Gatsby And Daisy Relationship
As revealed by Jordan, what was Gatsby's original relationship with Daisy in The Great Gatsby by F. Scott Fitzgerald?
The relationship between Jay Gatsby and Daisy Buchanan is a very mysterious one because Nick knows nothing about it until, in chapter four of The Great Gatsby by F. Scott Fitzgerald, Jordan tells Nick the story she knows about how Jay and Daisy met. This is what she tells Nick.
In the fall of 1917, sixteen-year-old Jordan remembers Daisy Fay's house, the grandest house in the area. Daisy is eighteen and "by far the most popular of all the young girls in Louisville." Even then, Daisy always dressed completely in white. she had a "little white roadster," and her telephone rang all day long as officers from Camp Taylor begged to be with her, even for an hour.
One morning as Jordan walked past the house, Daisy was sitting in her car with an officer, a lieutenant Jordan had never seen before.
They were so engrossed in each other that she didn't see me until I was five feet away.
Jordan was flattered when Daisy called her, by name, over to the car. She wanted Jordan to let the Red Cross (where both girls volunteered by making bandages) know that she would not be coming in today.
The officer looked at Daisy while she was speaking, in a way that every young girl wants to be looked at sometime, and because it seemed romantic to me I have remembered the incident ever since.His name was Jay Gatsby, and I didn't lay eyes on him again for over four years-even after I'd met him on Long Island I didn't realize it was the same man.
Jordan lost track of both Gatsby and Daisy because she had begun to play in golf tournaments, but she knew that Daisy was spending some free time with an "older crowd." Jordan heard rumors about Daisy, that one winter night she had packed her bags and was going to New York to say goodbye to a soldier who was leaving to go overseas. Her parents did not let her go and Daisy refused to speak with her family for weeks. After that, Daisy had no interest in dating soldiers.
A year later, Daisy was her usual social self once again, and by February she was engaged to a man in New Orleans. In June, though, she married a man from Chicago, Tom Buchanan, in an outrageously spectacular wedding ceremony. Tom gave Daisy a pearl necklace worth three hundred and fifty thousand dollars.
Jordan was one of Daisy's bridesmaids, and a half hour before the bridal dinner, she discovered that Daisy was lying on the bed
as drunk as a monkey.
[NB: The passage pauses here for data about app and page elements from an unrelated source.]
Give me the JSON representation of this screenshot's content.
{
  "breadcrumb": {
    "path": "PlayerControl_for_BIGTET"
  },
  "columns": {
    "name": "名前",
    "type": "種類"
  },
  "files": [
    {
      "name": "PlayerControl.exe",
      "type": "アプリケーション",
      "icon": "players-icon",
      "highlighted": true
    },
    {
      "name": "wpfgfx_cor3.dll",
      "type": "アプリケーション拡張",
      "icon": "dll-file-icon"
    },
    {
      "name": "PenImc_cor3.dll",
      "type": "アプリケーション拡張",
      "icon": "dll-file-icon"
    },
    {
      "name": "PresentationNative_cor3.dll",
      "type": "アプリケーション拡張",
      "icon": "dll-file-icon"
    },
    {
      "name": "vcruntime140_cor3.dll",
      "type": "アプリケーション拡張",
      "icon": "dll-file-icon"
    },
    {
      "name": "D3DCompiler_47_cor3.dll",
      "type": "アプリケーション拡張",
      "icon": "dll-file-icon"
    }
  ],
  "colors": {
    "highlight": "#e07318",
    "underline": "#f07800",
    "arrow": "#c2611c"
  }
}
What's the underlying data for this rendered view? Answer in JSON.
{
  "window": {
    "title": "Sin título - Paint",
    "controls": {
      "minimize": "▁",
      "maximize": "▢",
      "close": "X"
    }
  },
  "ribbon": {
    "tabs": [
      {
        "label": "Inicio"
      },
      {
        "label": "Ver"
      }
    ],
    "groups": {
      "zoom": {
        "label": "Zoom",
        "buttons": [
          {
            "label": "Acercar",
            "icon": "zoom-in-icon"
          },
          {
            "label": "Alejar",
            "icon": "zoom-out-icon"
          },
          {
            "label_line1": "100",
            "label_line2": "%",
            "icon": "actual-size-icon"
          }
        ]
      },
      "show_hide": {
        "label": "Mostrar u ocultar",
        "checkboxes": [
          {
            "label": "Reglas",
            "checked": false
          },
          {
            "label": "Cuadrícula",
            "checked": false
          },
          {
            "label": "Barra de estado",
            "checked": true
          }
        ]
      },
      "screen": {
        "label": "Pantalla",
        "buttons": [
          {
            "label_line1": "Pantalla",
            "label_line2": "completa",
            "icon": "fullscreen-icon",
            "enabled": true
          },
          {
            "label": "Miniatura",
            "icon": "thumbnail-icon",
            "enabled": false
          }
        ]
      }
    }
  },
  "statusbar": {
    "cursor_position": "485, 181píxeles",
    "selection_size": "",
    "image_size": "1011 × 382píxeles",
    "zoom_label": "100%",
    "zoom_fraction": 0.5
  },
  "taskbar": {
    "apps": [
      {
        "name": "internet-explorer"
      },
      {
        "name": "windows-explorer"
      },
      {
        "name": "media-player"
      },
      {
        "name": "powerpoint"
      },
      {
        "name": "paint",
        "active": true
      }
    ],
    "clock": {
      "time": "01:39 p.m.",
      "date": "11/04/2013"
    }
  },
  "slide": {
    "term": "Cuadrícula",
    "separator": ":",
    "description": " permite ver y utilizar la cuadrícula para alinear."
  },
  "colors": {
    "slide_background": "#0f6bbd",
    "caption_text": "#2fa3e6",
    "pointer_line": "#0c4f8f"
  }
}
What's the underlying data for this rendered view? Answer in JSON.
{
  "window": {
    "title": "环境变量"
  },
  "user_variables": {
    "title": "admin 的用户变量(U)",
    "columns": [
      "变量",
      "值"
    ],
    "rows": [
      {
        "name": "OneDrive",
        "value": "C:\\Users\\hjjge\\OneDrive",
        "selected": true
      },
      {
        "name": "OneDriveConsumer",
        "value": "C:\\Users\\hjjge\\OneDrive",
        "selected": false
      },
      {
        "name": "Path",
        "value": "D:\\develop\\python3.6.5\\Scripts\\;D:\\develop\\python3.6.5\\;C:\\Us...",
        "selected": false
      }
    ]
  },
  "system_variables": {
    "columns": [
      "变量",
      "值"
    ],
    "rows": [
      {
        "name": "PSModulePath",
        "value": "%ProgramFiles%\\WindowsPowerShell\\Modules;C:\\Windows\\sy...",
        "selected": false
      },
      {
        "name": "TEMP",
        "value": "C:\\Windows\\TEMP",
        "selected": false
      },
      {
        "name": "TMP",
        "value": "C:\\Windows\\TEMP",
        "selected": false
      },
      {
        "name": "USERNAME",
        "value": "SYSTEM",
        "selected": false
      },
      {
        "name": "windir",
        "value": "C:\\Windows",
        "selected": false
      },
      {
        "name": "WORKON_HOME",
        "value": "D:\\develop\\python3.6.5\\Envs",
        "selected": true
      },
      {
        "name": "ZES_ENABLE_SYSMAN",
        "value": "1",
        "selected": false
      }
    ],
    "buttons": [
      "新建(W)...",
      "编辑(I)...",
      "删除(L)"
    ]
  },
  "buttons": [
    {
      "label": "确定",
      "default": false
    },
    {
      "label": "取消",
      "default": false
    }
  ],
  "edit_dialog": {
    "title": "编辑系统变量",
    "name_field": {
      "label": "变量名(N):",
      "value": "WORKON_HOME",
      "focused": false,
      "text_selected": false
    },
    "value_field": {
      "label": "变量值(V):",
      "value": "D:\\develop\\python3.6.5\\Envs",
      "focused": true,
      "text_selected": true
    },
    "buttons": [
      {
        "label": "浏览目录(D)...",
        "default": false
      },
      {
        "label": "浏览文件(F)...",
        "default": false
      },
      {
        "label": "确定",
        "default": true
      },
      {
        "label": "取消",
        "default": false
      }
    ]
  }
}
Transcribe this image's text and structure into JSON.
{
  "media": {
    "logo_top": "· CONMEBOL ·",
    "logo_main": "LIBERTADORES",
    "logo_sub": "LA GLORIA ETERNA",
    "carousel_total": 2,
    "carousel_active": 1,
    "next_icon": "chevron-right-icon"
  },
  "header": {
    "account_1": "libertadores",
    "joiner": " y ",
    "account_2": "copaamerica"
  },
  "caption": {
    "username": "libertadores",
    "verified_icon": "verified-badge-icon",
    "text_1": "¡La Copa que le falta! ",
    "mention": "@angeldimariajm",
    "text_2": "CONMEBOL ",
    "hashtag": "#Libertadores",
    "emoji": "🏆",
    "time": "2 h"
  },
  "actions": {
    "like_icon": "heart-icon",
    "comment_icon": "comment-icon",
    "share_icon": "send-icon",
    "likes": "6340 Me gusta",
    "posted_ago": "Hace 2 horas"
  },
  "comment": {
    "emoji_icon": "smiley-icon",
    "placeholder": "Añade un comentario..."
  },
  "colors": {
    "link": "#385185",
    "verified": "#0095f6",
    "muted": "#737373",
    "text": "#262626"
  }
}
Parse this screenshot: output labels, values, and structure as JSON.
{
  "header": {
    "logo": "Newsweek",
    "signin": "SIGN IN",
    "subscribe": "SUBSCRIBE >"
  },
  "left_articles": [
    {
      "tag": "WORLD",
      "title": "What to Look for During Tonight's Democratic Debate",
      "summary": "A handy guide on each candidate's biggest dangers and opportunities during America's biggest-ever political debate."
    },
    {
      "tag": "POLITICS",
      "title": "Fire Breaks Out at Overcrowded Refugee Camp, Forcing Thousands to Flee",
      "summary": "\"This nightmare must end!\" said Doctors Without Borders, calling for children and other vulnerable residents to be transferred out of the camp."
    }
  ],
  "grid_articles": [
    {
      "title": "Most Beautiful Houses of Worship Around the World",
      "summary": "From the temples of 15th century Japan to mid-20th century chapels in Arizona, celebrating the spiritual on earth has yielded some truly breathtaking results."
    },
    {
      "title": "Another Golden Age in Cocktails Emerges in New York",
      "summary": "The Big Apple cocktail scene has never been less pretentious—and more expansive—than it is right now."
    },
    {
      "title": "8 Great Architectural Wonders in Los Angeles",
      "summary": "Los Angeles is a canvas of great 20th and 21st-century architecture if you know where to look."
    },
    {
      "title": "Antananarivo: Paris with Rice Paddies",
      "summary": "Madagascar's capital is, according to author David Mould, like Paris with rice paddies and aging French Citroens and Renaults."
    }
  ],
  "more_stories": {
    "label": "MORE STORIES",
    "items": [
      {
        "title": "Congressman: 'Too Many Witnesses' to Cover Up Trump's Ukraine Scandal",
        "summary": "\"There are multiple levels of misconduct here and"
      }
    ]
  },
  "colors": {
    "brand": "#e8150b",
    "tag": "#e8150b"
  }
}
She had a bottle of Sauterne in one hand and a letter in the other.
Daisy said she had never been this drunk before, and Jordan was frightened at the spectacle. A drunken Daisy tells Jordan to take the pearls and "give 'em back to whoever they belong to. Tell 'em all Daisy's change' her mine [mind]."
Daisy began to weep uncontrollably, and Jordan got one of the family maids. They got Daisy into a cold bath, but Daisy would not let go of the letter she had in her hand until it came to pieces in the water. The two women sobered Daisy up and Daisy did not say another word. Thirty minutes later, Daisy left her room, Tom's pearls around her neck and acting as if nothing had happened.
Next day at five o'clock she married Tom Buchanan without so much as a shiver, and started off on a three months' trip to the South Seas.
Until Nick came to visit the Buchanans and mentioned Daisy, Jordan had never connected the man in uniform sitting in Daisy's car with Jay Gatsby.
This is the story Jordan tells Nick about Jay and Daisy.
Jordon revealed that Gatsby and Daisy were originally lovers. However, Daisy could not marry Gatsby because he had no money and she did. Gatsby goes off to the war and dedicates his life to earning money and becoming wealthy so that he could marry Daisy. However, Daisy had already married Tom by then.